Agricultural Communications Documentation Center (ACDC)
Luh, Yir-Hueih (main author)
Journal article
Publication Date:
Agricultural Communications Documentation Center, Funk Library, University of Illinois
Subject Term:
agricultural development, Asia, development, development communication, education, educational needs, farmers, learning, policies, productivity, rural development, South Korea, value of information, Taiwan, China, Hong Kong SAR (Eastern Asia), Indonesia (South-Eastern Asia), Japan (Eastern Asia), Malaysia (South-Eastern Asia), Philippines (South-Eastern Asia), Thailand (South-Eastern Asia), human development

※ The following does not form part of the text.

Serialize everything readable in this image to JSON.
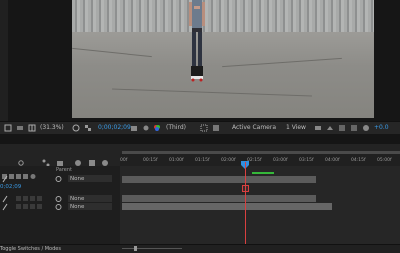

This study presents an efficient version of test for the hypothesis that education plays a key role in influencing agricultural productivity based on a switching regression model. In the present setting, farmers’ ability to deal with disequilibria is allowed to change with education, which thereby provides a concrete evidence of the effect of education on selected East Asian production agriculture. The results suggest that there exists a threshold for education to be influential to agricultural productivity change when the selected East-Asian economies are categoried by their degree of economic development. Moreover, for the group of economies where education constitutes a major determinant of productivity growth in both the technological progression and/or stagnation/recession regimes, the effect of education is found to vary from economy to economy and from regime to regime. Generally speaking, however, those East-Asian economies tend to reach their turning point in short time despite of the mentioned differences. This result therefore leads to important policy implications concerning giving an impetus to human capital investment in the agriculture sector.